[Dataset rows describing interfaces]
________________________
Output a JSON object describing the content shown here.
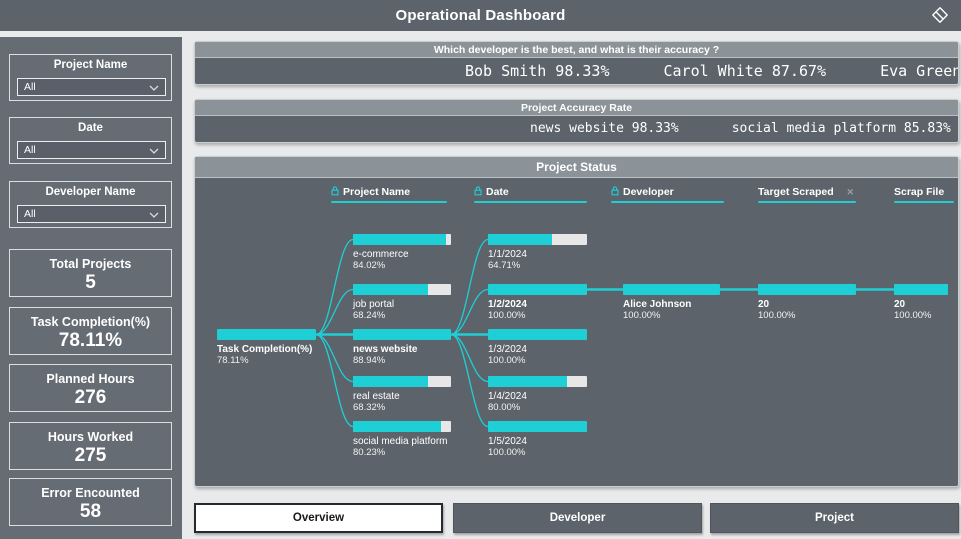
{
  "app": {
    "title": "Operational Dashboard",
    "header_icon": "tag-icon"
  },
  "colors": {
    "accent": "#1ed0d6",
    "panel": "#5c636b",
    "panel_header": "#8b9399",
    "sidebar": "#656c74",
    "page_bg": "#e9eaeb",
    "bar_remainder": "#e7e7e7",
    "active_tab_bg": "#ffffff",
    "remove_icon": "#9aa0a6"
  },
  "sidebar": {
    "slicers": [
      {
        "label": "Project Name",
        "value": "All"
      },
      {
        "label": "Date",
        "value": "All"
      },
      {
        "label": "Developer Name",
        "value": "All"
      }
    ],
    "kpis": [
      {
        "label": "Total Projects",
        "value": "5"
      },
      {
        "label": "Task Completion(%)",
        "value": "78.11%"
      },
      {
        "label": "Planned Hours",
        "value": "276"
      },
      {
        "label": "Hours Worked",
        "value": "275"
      },
      {
        "label": "Error Encounted",
        "value": "58"
      }
    ]
  },
  "tickers": [
    {
      "title": "Which developer is the best, and what is their accuracy ?",
      "items": [
        "Bob Smith 98.33%",
        "Carol White 87.67%",
        "Eva Green"
      ]
    },
    {
      "title": "Project Accuracy Rate",
      "items": [
        "news website 98.33%",
        "social media platform 85.83%"
      ]
    }
  ],
  "project_status": {
    "title": "Project Status",
    "columns": [
      {
        "label": "Project Name",
        "locked": true,
        "removable": false
      },
      {
        "label": "Date",
        "locked": true,
        "removable": false
      },
      {
        "label": "Developer",
        "locked": true,
        "removable": false
      },
      {
        "label": "Target Scraped",
        "locked": false,
        "removable": true
      },
      {
        "label": "Scrap File",
        "locked": false,
        "removable": false
      }
    ],
    "chart_data": {
      "type": "decomposition-tree",
      "metric": "Task Completion(%)",
      "levels": [
        "root",
        "Project Name",
        "Date",
        "Developer",
        "Target Scraped",
        "Scrap File"
      ],
      "nodes": [
        {
          "id": "root",
          "level": "root",
          "row": 2,
          "label": "Task Completion(%)",
          "value": "78.11%",
          "fill": 1.0,
          "emphasis": true
        },
        {
          "id": "p1",
          "level": "Project Name",
          "row": 0,
          "label": "e-commerce",
          "value": "84.02%",
          "fill": 0.945,
          "emphasis": false
        },
        {
          "id": "p2",
          "level": "Project Name",
          "row": 1,
          "label": "job portal",
          "value": "68.24%",
          "fill": 0.767,
          "emphasis": false
        },
        {
          "id": "p3",
          "level": "Project Name",
          "row": 2,
          "label": "news website",
          "value": "88.94%",
          "fill": 1.0,
          "emphasis": true
        },
        {
          "id": "p4",
          "level": "Project Name",
          "row": 3,
          "label": "real estate",
          "value": "68.32%",
          "fill": 0.768,
          "emphasis": false
        },
        {
          "id": "p5",
          "level": "Project Name",
          "row": 4,
          "label": "social media platform",
          "value": "80.23%",
          "fill": 0.902,
          "emphasis": false
        },
        {
          "id": "d1",
          "level": "Date",
          "row": 0,
          "label": "1/1/2024",
          "value": "64.71%",
          "fill": 0.647,
          "emphasis": false
        },
        {
          "id": "d2",
          "level": "Date",
          "row": 1,
          "label": "1/2/2024",
          "value": "100.00%",
          "fill": 1.0,
          "emphasis": true
        },
        {
          "id": "d3",
          "level": "Date",
          "row": 2,
          "label": "1/3/2024",
          "value": "100.00%",
          "fill": 1.0,
          "emphasis": false
        },
        {
          "id": "d4",
          "level": "Date",
          "row": 3,
          "label": "1/4/2024",
          "value": "80.00%",
          "fill": 0.8,
          "emphasis": false
        },
        {
          "id": "d5",
          "level": "Date",
          "row": 4,
          "label": "1/5/2024",
          "value": "100.00%",
          "fill": 1.0,
          "emphasis": false
        },
        {
          "id": "dev1",
          "level": "Developer",
          "row": 1,
          "label": "Alice Johnson",
          "value": "100.00%",
          "fill": 1.0,
          "emphasis": true
        },
        {
          "id": "t1",
          "level": "Target Scraped",
          "row": 1,
          "label": "20",
          "value": "100.00%",
          "fill": 1.0,
          "emphasis": true
        },
        {
          "id": "s1",
          "level": "Scrap File",
          "row": 1,
          "label": "20",
          "value": "100.00%",
          "fill": 1.0,
          "emphasis": true
        }
      ],
      "edges": [
        [
          "root",
          "p1"
        ],
        [
          "root",
          "p2"
        ],
        [
          "root",
          "p3"
        ],
        [
          "root",
          "p4"
        ],
        [
          "root",
          "p5"
        ],
        [
          "p3",
          "d1"
        ],
        [
          "p3",
          "d2"
        ],
        [
          "p3",
          "d3"
        ],
        [
          "p3",
          "d4"
        ],
        [
          "p3",
          "d5"
        ],
        [
          "d2",
          "dev1"
        ],
        [
          "dev1",
          "t1"
        ],
        [
          "t1",
          "s1"
        ]
      ]
    }
  },
  "tabs": [
    {
      "label": "Overview",
      "active": true
    },
    {
      "label": "Developer",
      "active": false
    },
    {
      "label": "Project",
      "active": false
    }
  ]
}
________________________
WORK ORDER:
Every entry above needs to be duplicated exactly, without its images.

RESPONSE AREA:
Output a JSON object describing the content shown here.
{
  "app": {
    "title": "Operational Dashboard",
    "header_icon": "tag-icon"
  },
  "colors": {
    "accent": "#1ed0d6",
    "panel": "#5c636b",
    "panel_header": "#8b9399",
    "sidebar": "#656c74",
    "page_bg": "#e9eaeb",
    "bar_remainder": "#e7e7e7",
    "active_tab_bg": "#ffffff",
    "remove_icon": "#9aa0a6"
  },
  "sidebar": {
    "slicers": [
      {
        "label": "Project Name",
        "value": "All"
      },
      {
        "label": "Date",
        "value": "All"
      },
      {
        "label": "Developer Name",
        "value": "All"
      }
    ],
    "kpis": [
      {
        "label": "Total Projects",
        "value": "5"
      },
      {
        "label": "Task Completion(%)",
        "value": "78.11%"
      },
      {
        "label": "Planned Hours",
        "value": "276"
      },
      {
        "label": "Hours Worked",
        "value": "275"
      },
      {
        "label": "Error Encounted",
        "value": "58"
      }
    ]
  },
  "tickers": [
    {
      "title": "Which developer is the best, and what is their accuracy ?",
      "items": [
        "Bob Smith 98.33%",
        "Carol White 87.67%",
        "Eva Green"
      ]
    },
    {
      "title": "Project Accuracy Rate",
      "items": [
        "news website 98.33%",
        "social media platform 85.83%"
      ]
    }
  ],
  "project_status": {
    "title": "Project Status",
    "columns": [
      {
        "label": "Project Name",
        "locked": true,
        "removable": false
      },
      {
        "label": "Date",
        "locked": true,
        "removable": false
      },
      {
        "label": "Developer",
        "locked": true,
        "removable": false
      },
      {
        "label": "Target Scraped",
        "locked": false,
        "removable": true
      },
      {
        "label": "Scrap File",
        "locked": false,
        "removable": false
      }
    ],
    "chart_data": {
      "type": "decomposition-tree",
      "metric": "Task Completion(%)",
      "levels": [
        "root",
        "Project Name",
        "Date",
        "Developer",
        "Target Scraped",
        "Scrap File"
      ],
      "nodes": [
        {
          "id": "root",
          "level": "root",
          "row": 2,
          "label": "Task Completion(%)",
          "value": "78.11%",
          "fill": 1.0,
          "emphasis": true
        },
        {
          "id": "p1",
          "level": "Project Name",
          "row": 0,
          "label": "e-commerce",
          "value": "84.02%",
          "fill": 0.945,
          "emphasis": false
        },
        {
          "id": "p2",
          "level": "Project Name",
          "row": 1,
          "label": "job portal",
          "value": "68.24%",
          "fill": 0.767,
          "emphasis": false
        },
        {
          "id": "p3",
          "level": "Project Name",
          "row": 2,
          "label": "news website",
          "value": "88.94%",
          "fill": 1.0,
          "emphasis": true
        },
        {
          "id": "p4",
          "level": "Project Name",
          "row": 3,
          "label": "real estate",
          "value": "68.32%",
          "fill": 0.768,
          "emphasis": false
        },
        {
          "id": "p5",
          "level": "Project Name",
          "row": 4,
          "label": "social media platform",
          "value": "80.23%",
          "fill": 0.902,
          "emphasis": false
        },
        {
          "id": "d1",
          "level": "Date",
          "row": 0,
          "label": "1/1/2024",
          "value": "64.71%",
          "fill": 0.647,
          "emphasis": false
        },
        {
          "id": "d2",
          "level": "Date",
          "row": 1,
          "label": "1/2/2024",
          "value": "100.00%",
          "fill": 1.0,
          "emphasis": true
        },
        {
          "id": "d3",
          "level": "Date",
          "row": 2,
          "label": "1/3/2024",
          "value": "100.00%",
          "fill": 1.0,
          "emphasis": false
        },
        {
          "id": "d4",
          "level": "Date",
          "row": 3,
          "label": "1/4/2024",
          "value": "80.00%",
          "fill": 0.8,
          "emphasis": false
        },
        {
          "id": "d5",
          "level": "Date",
          "row": 4,
          "label": "1/5/2024",
          "value": "100.00%",
          "fill": 1.0,
          "emphasis": false
        },
        {
          "id": "dev1",
          "level": "Developer",
          "row": 1,
          "label": "Alice Johnson",
          "value": "100.00%",
          "fill": 1.0,
          "emphasis": true
        },
        {
          "id": "t1",
          "level": "Target Scraped",
          "row": 1,
          "label": "20",
          "value": "100.00%",
          "fill": 1.0,
          "emphasis": true
        },
        {
          "id": "s1",
          "level": "Scrap File",
          "row": 1,
          "label": "20",
          "value": "100.00%",
          "fill": 1.0,
          "emphasis": true
        }
      ],
      "edges": [
        [
          "root",
          "p1"
        ],
        [
          "root",
          "p2"
        ],
        [
          "root",
          "p3"
        ],
        [
          "root",
          "p4"
        ],
        [
          "root",
          "p5"
        ],
        [
          "p3",
          "d1"
        ],
        [
          "p3",
          "d2"
        ],
        [
          "p3",
          "d3"
        ],
        [
          "p3",
          "d4"
        ],
        [
          "p3",
          "d5"
        ],
        [
          "d2",
          "dev1"
        ],
        [
          "dev1",
          "t1"
        ],
        [
          "t1",
          "s1"
        ]
      ]
    }
  },
  "tabs": [
    {
      "label": "Overview",
      "active": true
    },
    {
      "label": "Developer",
      "active": false
    },
    {
      "label": "Project",
      "active": false
    }
  ]
}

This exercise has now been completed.